FIG. 8 illustrates hitch 10 as adjusted to accommodate uneven terrain 52. Power driven cylinder 34 has been activated to urge its piston rod 38 upwardly to raise hoist arm 28 and connected hitch coupler 44 as shown to prevent bottoming out of the hitch coupler and RV tongue 54.

FIG. 10 illustrates hitch 10 being used as a jack for changing the rear tires 11 of towing vehicle 8. As shown, arm 32 has been extended outwardly of arm 30 by actuating power cylinder 42 to extend its piston rod 40. When the lower end of arm 32 (or hitch coupler 44) contacts the ground, arm 32 acts as a jack to raise the rear end of vehicle 8 off the ground and provide access to tires 11.

It is understood that the above description does not limit the invention to those details which may be modified within the scope of the following claims.


1. A towing hitch adapted for connection to a towing vehicle, said hitch comprising an upright cylinder rotatably mounted to a supporting surface and defining an axis, first power driven means connected to opposite sides of said cylinder for effecting rotational movement of the cylinder about said axis relative to the supporting surface, a support member connected to said cylinder, a hoist arm pivotally connected at one end thereof to an end of said support member, second power driven means extending through said cylinder along said axis and connected to said hoist arm for raising and lowering the hoist arm relative to said supporting surface, said hoist arm terminating at an end opposite its said one end in a hitch coupler means for connecting the hoist arm to a vehicle to be towed.

2. The towing hitch of claim 1 wherein said hoist arm includes a first tubular arm and a second tubular arm telescopically received in the first tubular arm, said first tubular arm pivotally coupled to said support member, said second tubular arm including said hitch coupler means, and third power driven means connected between said first and second tubular arms for sliding said second tubular arm longitudinally relative to the first tubular arm.

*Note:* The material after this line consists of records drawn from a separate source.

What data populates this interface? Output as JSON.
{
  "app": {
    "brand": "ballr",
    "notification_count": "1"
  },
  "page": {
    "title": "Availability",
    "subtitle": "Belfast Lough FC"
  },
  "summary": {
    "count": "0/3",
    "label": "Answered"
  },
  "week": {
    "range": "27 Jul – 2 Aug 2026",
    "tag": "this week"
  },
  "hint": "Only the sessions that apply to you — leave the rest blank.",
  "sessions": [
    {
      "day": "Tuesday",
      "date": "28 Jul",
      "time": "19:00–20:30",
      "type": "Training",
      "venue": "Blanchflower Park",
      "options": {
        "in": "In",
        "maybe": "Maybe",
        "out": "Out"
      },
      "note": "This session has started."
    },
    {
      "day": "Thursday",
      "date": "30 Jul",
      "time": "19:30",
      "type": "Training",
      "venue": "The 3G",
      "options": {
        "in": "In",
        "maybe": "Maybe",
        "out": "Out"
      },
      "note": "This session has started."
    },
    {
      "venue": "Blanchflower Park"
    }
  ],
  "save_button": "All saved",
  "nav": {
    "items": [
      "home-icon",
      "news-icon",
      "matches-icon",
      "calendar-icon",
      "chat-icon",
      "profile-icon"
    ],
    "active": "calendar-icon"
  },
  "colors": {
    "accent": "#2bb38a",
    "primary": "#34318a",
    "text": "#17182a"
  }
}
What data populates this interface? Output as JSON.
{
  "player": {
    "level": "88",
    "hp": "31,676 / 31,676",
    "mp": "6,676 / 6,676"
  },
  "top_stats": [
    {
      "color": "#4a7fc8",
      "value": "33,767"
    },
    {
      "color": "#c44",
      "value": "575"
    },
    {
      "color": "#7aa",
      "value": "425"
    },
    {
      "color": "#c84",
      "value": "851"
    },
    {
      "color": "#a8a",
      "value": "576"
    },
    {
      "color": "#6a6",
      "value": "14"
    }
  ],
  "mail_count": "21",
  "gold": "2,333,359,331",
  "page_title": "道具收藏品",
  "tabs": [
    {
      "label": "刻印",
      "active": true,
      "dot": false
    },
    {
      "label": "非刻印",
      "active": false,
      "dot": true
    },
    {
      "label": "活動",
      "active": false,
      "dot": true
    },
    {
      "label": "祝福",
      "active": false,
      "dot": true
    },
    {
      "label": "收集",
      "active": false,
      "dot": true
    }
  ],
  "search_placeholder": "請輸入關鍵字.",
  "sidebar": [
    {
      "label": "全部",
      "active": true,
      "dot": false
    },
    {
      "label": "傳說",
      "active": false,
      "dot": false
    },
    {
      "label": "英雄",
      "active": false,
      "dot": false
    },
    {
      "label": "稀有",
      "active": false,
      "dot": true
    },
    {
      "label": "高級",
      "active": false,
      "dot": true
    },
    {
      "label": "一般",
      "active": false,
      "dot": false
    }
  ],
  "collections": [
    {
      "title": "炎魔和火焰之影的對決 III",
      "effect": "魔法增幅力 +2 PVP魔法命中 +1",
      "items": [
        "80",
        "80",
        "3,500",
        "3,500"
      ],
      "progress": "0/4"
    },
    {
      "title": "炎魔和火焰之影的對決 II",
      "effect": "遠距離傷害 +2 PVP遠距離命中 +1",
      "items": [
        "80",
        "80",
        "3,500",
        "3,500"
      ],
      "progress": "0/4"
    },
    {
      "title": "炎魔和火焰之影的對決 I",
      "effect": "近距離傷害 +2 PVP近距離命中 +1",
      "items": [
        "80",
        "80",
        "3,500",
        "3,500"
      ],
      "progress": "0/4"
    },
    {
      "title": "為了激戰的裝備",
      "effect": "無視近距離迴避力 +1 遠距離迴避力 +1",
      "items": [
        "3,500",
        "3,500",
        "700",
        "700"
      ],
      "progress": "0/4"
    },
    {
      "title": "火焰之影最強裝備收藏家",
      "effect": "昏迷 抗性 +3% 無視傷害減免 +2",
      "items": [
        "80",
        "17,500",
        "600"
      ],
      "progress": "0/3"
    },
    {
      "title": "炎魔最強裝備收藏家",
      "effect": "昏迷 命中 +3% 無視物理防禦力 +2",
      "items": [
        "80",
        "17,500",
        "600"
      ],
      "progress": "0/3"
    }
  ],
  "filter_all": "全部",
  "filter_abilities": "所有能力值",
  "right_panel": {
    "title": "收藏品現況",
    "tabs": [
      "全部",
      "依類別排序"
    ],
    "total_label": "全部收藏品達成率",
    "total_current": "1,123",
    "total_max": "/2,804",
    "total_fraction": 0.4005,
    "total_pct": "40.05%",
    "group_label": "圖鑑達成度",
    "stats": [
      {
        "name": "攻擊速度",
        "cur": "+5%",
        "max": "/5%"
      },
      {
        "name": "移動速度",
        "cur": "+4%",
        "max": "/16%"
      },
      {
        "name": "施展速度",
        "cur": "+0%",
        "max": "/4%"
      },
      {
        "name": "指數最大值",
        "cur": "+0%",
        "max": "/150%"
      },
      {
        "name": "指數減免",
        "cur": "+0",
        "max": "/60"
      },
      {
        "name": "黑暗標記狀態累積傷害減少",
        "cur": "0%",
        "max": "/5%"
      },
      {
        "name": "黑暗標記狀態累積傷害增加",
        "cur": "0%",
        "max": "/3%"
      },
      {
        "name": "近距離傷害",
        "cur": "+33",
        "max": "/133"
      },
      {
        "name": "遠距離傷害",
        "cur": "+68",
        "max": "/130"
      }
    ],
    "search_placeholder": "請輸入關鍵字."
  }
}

3. The towing hitch of claim 2 wherein said first, second and third power driven means are hydraulic cylinders.

4. The towing hitch of claim 2 wherein said supporting surface is a towing vehicle frame.

5. The towing hitch of claim 2 wherein said first tubular arm includes a first portion and an integral second portion, said arm second portion oriented generally perpendicular to the ground, said second tubular arm slidably carried in said first tubular arm second portion.

6. The towing hitch of claim 5 wherein said second tubular arm is extendable so as to contact ground wherein said towing hitch may be utilized as a rear wheel jack means for lifting a rear end of the vehicle above said ground.

7. The towing hitch of claim 1 wherein said first power driven means includes a bar connected to and extending laterally from adjacent a bottom edge of said cylinder at said opposite sides, first and second power driven cylinders each connected to an opposite end of said bar, said first and second power driven cylinders actuable separately of each other, to selectively shift said bar and rotate said cylinder.

Referenced Cited
U.S. Patent Documents
3384253 May 1968 Wood
3828941 August 1974 Coutinho
3897879 August 1975 Bubik
4679978 July 14, 1987 Holmes et al.
Foreign Patent Documents
88014 October 1969 DKX
102473 July 1963 NOX
Patent History
Patent number: 4946182
Type: Grant
Filed: Jan 17, 1989
Date of Patent: Aug 7, 1990
Assignee: Weber Manufacturing Company (Elkhart, IN)
Inventor: Randall Weber (Elkhart, IN)
Primary Examiner: Mitchell J. Hill
Attorney: Thomas J. Dodd
Application Number: 7/297,206
Current U.S. Class: Single End Suspension Of Transported Vehicle (280/402); Fluid Actuated Ram (212/261); 280/4251; 280/4901; Tow Truck Type (414/563)
International Classification: B60P 312;